▸ **Your assignment**
Give back every entry, copied exactly.

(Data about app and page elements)
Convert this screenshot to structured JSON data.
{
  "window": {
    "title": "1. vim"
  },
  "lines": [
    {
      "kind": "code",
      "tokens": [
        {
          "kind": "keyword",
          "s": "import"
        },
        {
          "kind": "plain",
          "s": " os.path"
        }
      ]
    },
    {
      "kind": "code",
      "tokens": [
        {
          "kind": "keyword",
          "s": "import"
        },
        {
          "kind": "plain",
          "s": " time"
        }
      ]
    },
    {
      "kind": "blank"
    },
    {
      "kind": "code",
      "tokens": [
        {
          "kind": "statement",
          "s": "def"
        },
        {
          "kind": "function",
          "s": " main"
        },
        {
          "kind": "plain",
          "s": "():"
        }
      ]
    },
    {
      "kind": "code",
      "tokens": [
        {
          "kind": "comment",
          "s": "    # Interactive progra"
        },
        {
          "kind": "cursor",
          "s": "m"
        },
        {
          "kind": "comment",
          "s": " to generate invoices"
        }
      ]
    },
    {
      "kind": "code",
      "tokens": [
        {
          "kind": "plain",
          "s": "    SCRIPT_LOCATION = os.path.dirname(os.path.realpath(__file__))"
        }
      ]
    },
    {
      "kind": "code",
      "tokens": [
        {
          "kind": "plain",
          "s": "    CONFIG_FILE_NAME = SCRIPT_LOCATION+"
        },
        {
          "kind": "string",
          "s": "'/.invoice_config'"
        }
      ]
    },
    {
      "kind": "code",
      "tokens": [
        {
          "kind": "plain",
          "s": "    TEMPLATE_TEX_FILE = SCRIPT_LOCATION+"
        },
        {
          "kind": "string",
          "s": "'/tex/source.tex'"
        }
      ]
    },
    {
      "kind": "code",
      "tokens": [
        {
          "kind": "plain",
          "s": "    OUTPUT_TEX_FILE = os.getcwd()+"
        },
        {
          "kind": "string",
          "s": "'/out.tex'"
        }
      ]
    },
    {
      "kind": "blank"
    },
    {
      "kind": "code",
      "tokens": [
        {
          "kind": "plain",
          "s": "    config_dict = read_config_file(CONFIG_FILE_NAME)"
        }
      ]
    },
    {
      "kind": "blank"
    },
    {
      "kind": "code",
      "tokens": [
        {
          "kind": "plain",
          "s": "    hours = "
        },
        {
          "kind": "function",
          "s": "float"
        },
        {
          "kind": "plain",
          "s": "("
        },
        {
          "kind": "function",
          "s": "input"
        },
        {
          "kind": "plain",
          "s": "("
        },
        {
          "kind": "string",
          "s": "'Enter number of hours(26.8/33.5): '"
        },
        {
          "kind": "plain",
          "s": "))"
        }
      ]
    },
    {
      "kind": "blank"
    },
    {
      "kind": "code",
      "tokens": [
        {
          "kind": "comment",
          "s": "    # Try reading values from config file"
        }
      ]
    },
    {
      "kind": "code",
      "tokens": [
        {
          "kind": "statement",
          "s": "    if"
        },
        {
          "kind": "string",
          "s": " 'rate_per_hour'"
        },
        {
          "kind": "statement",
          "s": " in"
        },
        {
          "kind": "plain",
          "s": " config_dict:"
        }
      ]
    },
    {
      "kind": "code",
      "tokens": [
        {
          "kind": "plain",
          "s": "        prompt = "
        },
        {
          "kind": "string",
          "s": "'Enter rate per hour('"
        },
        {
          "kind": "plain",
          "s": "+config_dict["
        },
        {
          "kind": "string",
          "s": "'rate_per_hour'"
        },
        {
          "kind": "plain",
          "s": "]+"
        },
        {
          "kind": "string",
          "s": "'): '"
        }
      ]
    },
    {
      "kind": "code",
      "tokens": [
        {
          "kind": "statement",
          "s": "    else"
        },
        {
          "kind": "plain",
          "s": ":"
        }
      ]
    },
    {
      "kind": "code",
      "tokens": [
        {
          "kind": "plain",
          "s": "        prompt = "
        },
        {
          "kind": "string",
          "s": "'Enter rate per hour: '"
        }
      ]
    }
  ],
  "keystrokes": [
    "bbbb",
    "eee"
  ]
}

▸ **Solution below**
Convert this screenshot to structured JSON data.
{
  "window": {
    "title": "1. vim"
  },
  "lines": [
    {
      "kind": "code",
      "tokens": [
        {
          "kind": "keyword",
          "s": "import"
        },
        {
          "kind": "plain",
          "s": " os.path"
        }
      ]
    },
    {
      "kind": "code",
      "tokens": [
        {
          "kind": "keyword",
          "s": "import"
        },
        {
          "kind": "plain",
          "s": " time"
        }
      ]
    },
    {
      "kind": "blank"
    },
    {
      "kind": "code",
      "tokens": [
        {
          "kind": "statement",
          "s": "def"
        },
        {
          "kind": "function",
          "s": " main"
        },
        {
          "kind": "plain",
          "s": "():"
        }
      ]
    },
    {
      "kind": "code",
      "tokens": [
        {
          "kind": "comment",
          "s": "    # Interactive progra"
        },
        {
          "kind": "cursor",
          "s": "m"
        },
        {
          "kind": "comment",
          "s": " to generate invoices"
        }
      ]
    },
    {
      "kind": "code",
      "tokens": [
        {
          "kind": "plain",
          "s": "    SCRIPT_LOCATION = os.path.dirname(os.path.realpath(__file__))"
        }
      ]
    },
    {
      "kind": "code",
      "tokens": [
        {
          "kind": "plain",
          "s": "    CONFIG_FILE_NAME = SCRIPT_LOCATION+"
        },
        {
          "kind": "string",
          "s": "'/.invoice_config'"
        }
      ]
    },
    {
      "kind": "code",
      "tokens": [
        {
          "kind": "plain",
          "s": "    TEMPLATE_TEX_FILE = SCRIPT_LOCATION+"
        },
        {
          "kind": "string",
          "s": "'/tex/source.tex'"
        }
      ]
    },
    {
      "kind": "code",
      "tokens": [
        {
          "kind": "plain",
          "s": "    OUTPUT_TEX_FILE = os.getcwd()+"
        },
        {
          "kind": "string",
          "s": "'/out.tex'"
        }
      ]
    },
    {
      "kind": "blank"
    },
    {
      "kind": "code",
      "tokens": [
        {
          "kind": "plain",
          "s": "    config_dict = read_config_file(CONFIG_FILE_NAME)"
        }
      ]
    },
    {
      "kind": "blank"
    },
    {
      "kind": "code",
      "tokens": [
        {
          "kind": "plain",
          "s": "    hours = "
        },
        {
          "kind": "function",
          "s": "float"
        },
        {
          "kind": "plain",
          "s": "("
        },
        {
          "kind": "function",
          "s": "input"
        },
        {
          "kind": "plain",
          "s": "("
        },
        {
          "kind": "string",
          "s": "'Enter number of hours(26.8/33.5): '"
        },
        {
          "kind": "plain",
          "s": "))"
        }
      ]
    },
    {
      "kind": "blank"
    },
    {
      "kind": "code",
      "tokens": [
        {
          "kind": "comment",
          "s": "    # Try reading values from config file"
        }
      ]
    },
    {
      "kind": "code",
      "tokens": [
        {
          "kind": "statement",
          "s": "    if"
        },
        {
          "kind": "string",
          "s": " 'rate_per_hour'"
        },
        {
          "kind": "statement",
          "s": " in"
        },
        {
          "kind": "plain",
          "s": " config_dict:"
        }
      ]
    },
    {
      "kind": "code",
      "tokens": [
        {
          "kind": "plain",
          "s": "        prompt = "
        },
        {
          "kind": "string",
          "s": "'Enter rate per hour('"
        },
        {
          "kind": "plain",
          "s": "+config_dict["
        },
        {
          "kind": "string",
          "s": "'rate_per_hour'"
        },
        {
          "kind": "plain",
          "s": "]+"
        },
        {
          "kind": "string",
          "s": "'): '"
        }
      ]
    },
    {
      "kind": "code",
      "tokens": [
        {
          "kind": "statement",
          "s": "    else"
        },
        {
          "kind": "plain",
          "s": ":"
        }
      ]
    },
    {
      "kind": "code",
      "tokens": [
        {
          "kind": "plain",
          "s": "        prompt = "
        },
        {
          "kind": "string",
          "s": "'Enter rate per hour: '"
        }
      ]
    }
  ],
  "keystrokes": [
    "bbbb",
    "eee"
  ]
}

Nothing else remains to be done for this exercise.